*PROBLEM STATEMENT*
Without the images, repeat every line of the listing exactly.

--------------------------------------------------

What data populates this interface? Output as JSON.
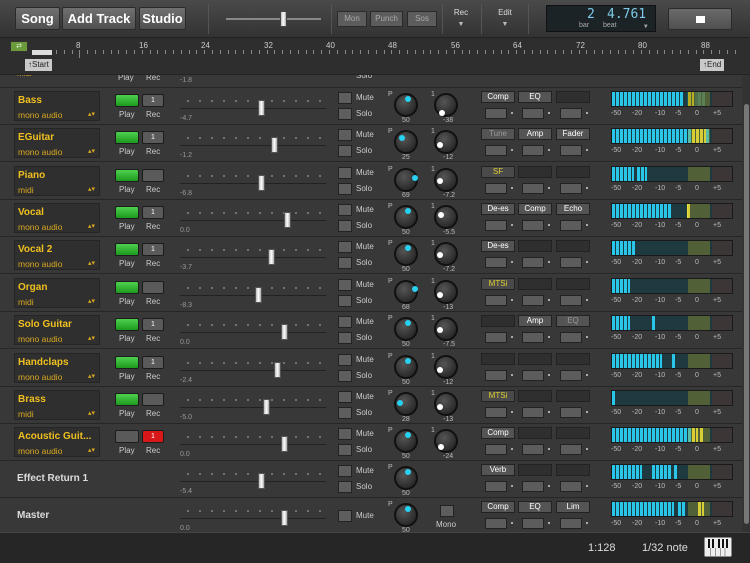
{
  "toolbar": {
    "song": "Song",
    "add_track": "Add Track",
    "studio": "Studio",
    "mon": "Mon",
    "punch": "Punch",
    "sos": "Sos",
    "rec_menu": "Rec",
    "edit_menu": "Edit",
    "lcd_bar": "2",
    "lcd_beat": "4.761",
    "lcd_bar_label": "bar",
    "lcd_beat_label": "beat"
  },
  "ruler": {
    "ticks": [
      "8",
      "16",
      "24",
      "32",
      "40",
      "48",
      "56",
      "64",
      "72",
      "80",
      "88"
    ],
    "start": "Start",
    "end": "End"
  },
  "labels": {
    "play": "Play",
    "rec": "Rec",
    "mute": "Mute",
    "solo": "Solo",
    "mono": "Mono",
    "pan_p": "P",
    "vol_1": "1"
  },
  "meter_scale": [
    "-50",
    "-20",
    "-10",
    "-5",
    "0",
    "+5"
  ],
  "partial_top": {
    "type": "midi",
    "fader_value": "-1.8",
    "pan_value": "50",
    "vol_value": "-30"
  },
  "tracks": [
    {
      "name": "Bass",
      "type": "mono audio",
      "fader_value": "-4.7",
      "pan_value": "50",
      "vol_value": "-38",
      "fx": [
        "Comp",
        "EQ",
        ""
      ],
      "play_on": true,
      "rec_label": "1",
      "rec_armed": false
    },
    {
      "name": "EGuitar",
      "type": "mono audio",
      "fader_value": "-1.2",
      "pan_value": "25",
      "vol_value": "-12",
      "fx": [
        "Tune",
        "Amp",
        "Fader"
      ],
      "play_on": true,
      "rec_label": "1",
      "rec_armed": false
    },
    {
      "name": "Piano",
      "type": "midi",
      "fader_value": "-6.8",
      "pan_value": "69",
      "vol_value": "-7.2",
      "fx": [
        "SF",
        "",
        ""
      ],
      "play_on": true,
      "rec_label": "",
      "rec_armed": false
    },
    {
      "name": "Vocal",
      "type": "mono audio",
      "fader_value": "0.0",
      "pan_value": "50",
      "vol_value": "-5.5",
      "fx": [
        "De-es",
        "Comp",
        "Echo"
      ],
      "play_on": true,
      "rec_label": "1",
      "rec_armed": false
    },
    {
      "name": "Vocal 2",
      "type": "mono audio",
      "fader_value": "-3.7",
      "pan_value": "50",
      "vol_value": "-7.2",
      "fx": [
        "De-es",
        "",
        ""
      ],
      "play_on": true,
      "rec_label": "1",
      "rec_armed": false
    },
    {
      "name": "Organ",
      "type": "midi",
      "fader_value": "-8.3",
      "pan_value": "68",
      "vol_value": "-13",
      "fx": [
        "MTSi",
        "",
        ""
      ],
      "play_on": true,
      "rec_label": "",
      "rec_armed": false
    },
    {
      "name": "Solo Guitar",
      "type": "mono audio",
      "fader_value": "0.0",
      "pan_value": "50",
      "vol_value": "-7.5",
      "fx": [
        "",
        "Amp",
        "EQ"
      ],
      "play_on": true,
      "rec_label": "1",
      "rec_armed": false
    },
    {
      "name": "Handclaps",
      "type": "mono audio",
      "fader_value": "-2.4",
      "pan_value": "50",
      "vol_value": "-12",
      "fx": [
        "",
        "",
        ""
      ],
      "play_on": true,
      "rec_label": "1",
      "rec_armed": false
    },
    {
      "name": "Brass",
      "type": "midi",
      "fader_value": "-5.0",
      "pan_value": "28",
      "vol_value": "-13",
      "fx": [
        "MTSi",
        "",
        ""
      ],
      "play_on": true,
      "rec_label": "",
      "rec_armed": false
    },
    {
      "name": "Acoustic Guit...",
      "type": "mono audio",
      "fader_value": "0.0",
      "pan_value": "50",
      "vol_value": "-24",
      "fx": [
        "Comp",
        "",
        ""
      ],
      "play_on": false,
      "rec_label": "1",
      "rec_armed": true
    }
  ],
  "effect_return": {
    "name": "Effect Return 1",
    "fader_value": "-5.4",
    "pan_value": "50",
    "fx": [
      "Verb",
      "",
      ""
    ]
  },
  "master": {
    "name": "Master",
    "fader_value": "0.0",
    "pan_value": "50",
    "fx": [
      "Comp",
      "EQ",
      "Lim"
    ]
  },
  "status": {
    "grid": "1:128",
    "note": "1/32 note"
  }
}
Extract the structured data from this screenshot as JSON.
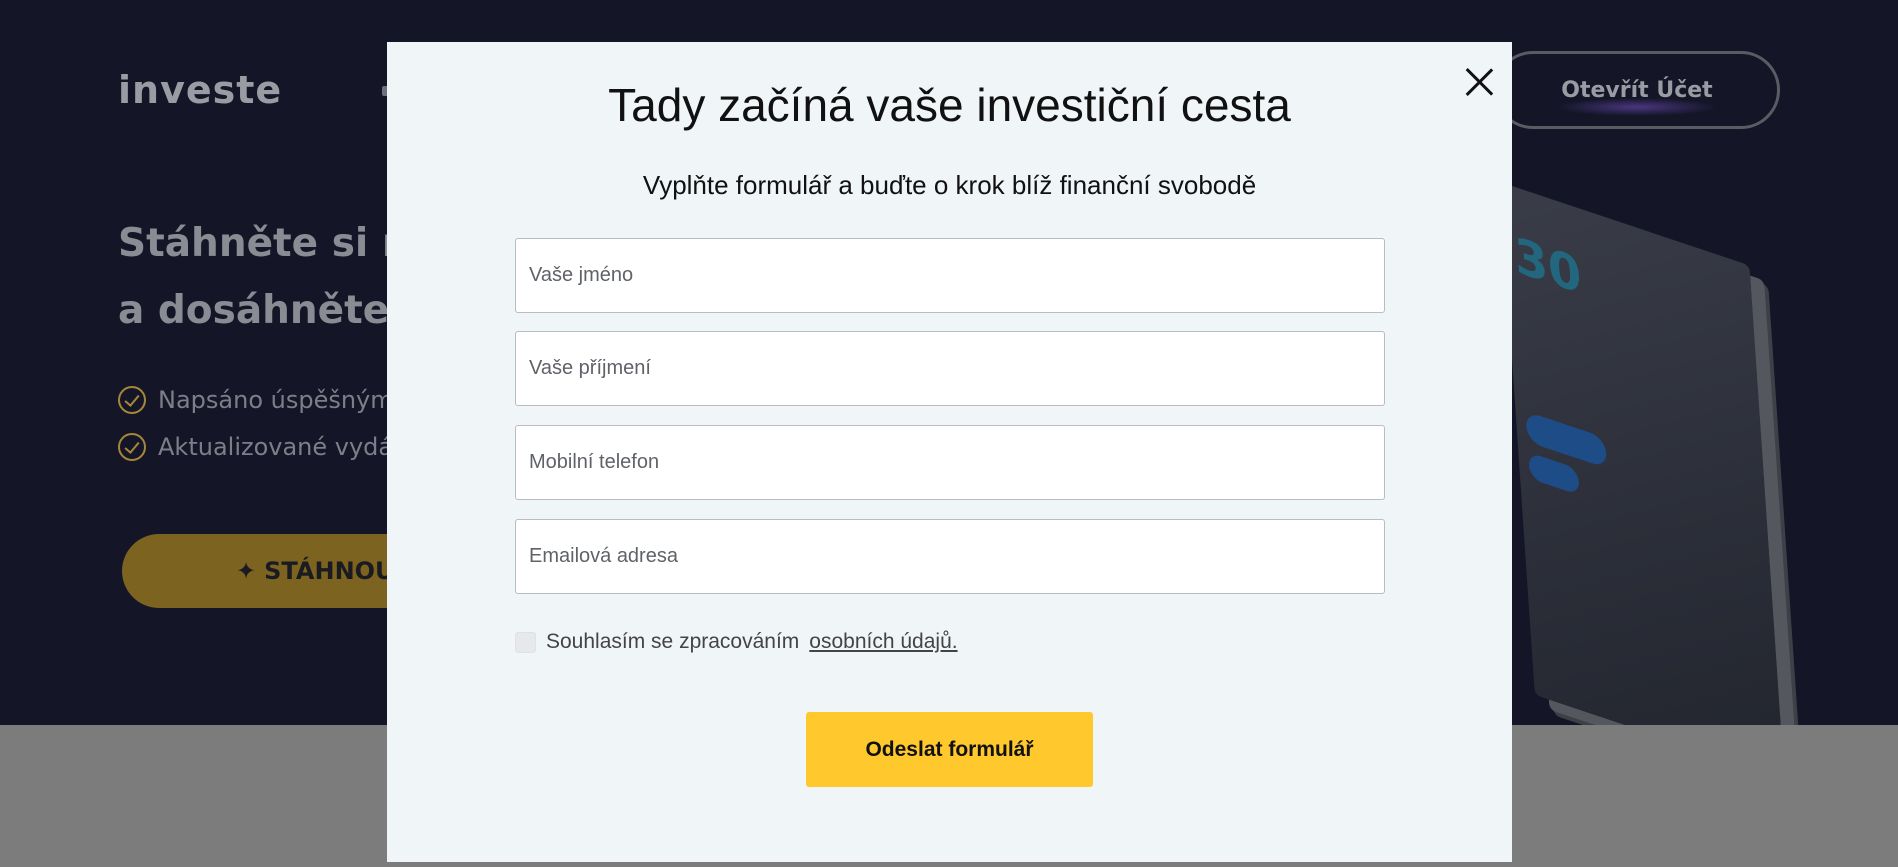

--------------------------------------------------

*ANSWER SECTION*
What data populates this interface? Output as JSON.
{
  "toolbar": {
    "song": "Song",
    "add_track": "Add Track",
    "studio": "Studio",
    "mon": "Mon",
    "punch": "Punch",
    "sos": "Sos",
    "rec_menu": "Rec",
    "edit_menu": "Edit",
    "lcd_bar": "2",
    "lcd_beat": "4.761",
    "lcd_bar_label": "bar",
    "lcd_beat_label": "beat"
  },
  "ruler": {
    "ticks": [
      "8",
      "16",
      "24",
      "32",
      "40",
      "48",
      "56",
      "64",
      "72",
      "80",
      "88"
    ],
    "start": "Start",
    "end": "End"
  },
  "labels": {
    "play": "Play",
    "rec": "Rec",
    "mute": "Mute",
    "solo": "Solo",
    "mono": "Mono",
    "pan_p": "P",
    "vol_1": "1"
  },
  "meter_scale": [
    "-50",
    "-20",
    "-10",
    "-5",
    "0",
    "+5"
  ],
  "partial_top": {
    "type": "midi",
    "fader_value": "-1.8",
    "pan_value": "50",
    "vol_value": "-30"
  },
  "tracks": [
    {
      "name": "Bass",
      "type": "mono audio",
      "fader_value": "-4.7",
      "pan_value": "50",
      "vol_value": "-38",
      "fx": [
        "Comp",
        "EQ",
        ""
      ],
      "play_on": true,
      "rec_label": "1",
      "rec_armed": false
    },
    {
      "name": "EGuitar",
      "type": "mono audio",
      "fader_value": "-1.2",
      "pan_value": "25",
      "vol_value": "-12",
      "fx": [
        "Tune",
        "Amp",
        "Fader"
      ],
      "play_on": true,
      "rec_label": "1",
      "rec_armed": false
    },
    {
      "name": "Piano",
      "type": "midi",
      "fader_value": "-6.8",
      "pan_value": "69",
      "vol_value": "-7.2",
      "fx": [
        "SF",
        "",
        ""
      ],
      "play_on": true,
      "rec_label": "",
      "rec_armed": false
    },
    {
      "name": "Vocal",
      "type": "mono audio",
      "fader_value": "0.0",
      "pan_value": "50",
      "vol_value": "-5.5",
      "fx": [
        "De-es",
        "Comp",
        "Echo"
      ],
      "play_on": true,
      "rec_label": "1",
      "rec_armed": false
    },
    {
      "name": "Vocal 2",
      "type": "mono audio",
      "fader_value": "-3.7",
      "pan_value": "50",
      "vol_value": "-7.2",
      "fx": [
        "De-es",
        "",
        ""
      ],
      "play_on": true,
      "rec_label": "1",
      "rec_armed": false
    },
    {
      "name": "Organ",
      "type": "midi",
      "fader_value": "-8.3",
      "pan_value": "68",
      "vol_value": "-13",
      "fx": [
        "MTSi",
        "",
        ""
      ],
      "play_on": true,
      "rec_label": "",
      "rec_armed": false
    },
    {
      "name": "Solo Guitar",
      "type": "mono audio",
      "fader_value": "0.0",
      "pan_value": "50",
      "vol_value": "-7.5",
      "fx": [
        "",
        "Amp",
        "EQ"
      ],
      "play_on": true,
      "rec_label": "1",
      "rec_armed": false
    },
    {
      "name": "Handclaps",
      "type": "mono audio",
      "fader_value": "-2.4",
      "pan_value": "50",
      "vol_value": "-12",
      "fx": [
        "",
        "",
        ""
      ],
      "play_on": true,
      "rec_label": "1",
      "rec_armed": false
    },
    {
      "name": "Brass",
      "type": "midi",
      "fader_value": "-5.0",
      "pan_value": "28",
      "vol_value": "-13",
      "fx": [
        "MTSi",
        "",
        ""
      ],
      "play_on": true,
      "rec_label": "",
      "rec_armed": false
    },
    {
      "name": "Acoustic Guit...",
      "type": "mono audio",
      "fader_value": "0.0",
      "pan_value": "50",
      "vol_value": "-24",
      "fx": [
        "Comp",
        "",
        ""
      ],
      "play_on": false,
      "rec_label": "1",
      "rec_armed": true
    }
  ],
  "effect_return": {
    "name": "Effect Return 1",
    "fader_value": "-5.4",
    "pan_value": "50",
    "fx": [
      "Verb",
      "",
      ""
    ]
  },
  "master": {
    "name": "Master",
    "fader_value": "0.0",
    "pan_value": "50",
    "fx": [
      "Comp",
      "EQ",
      "Lim"
    ]
  },
  "status": {
    "grid": "1:128",
    "note": "1/32 note"
  }
}
Extract the structured data from this screenshot as JSON.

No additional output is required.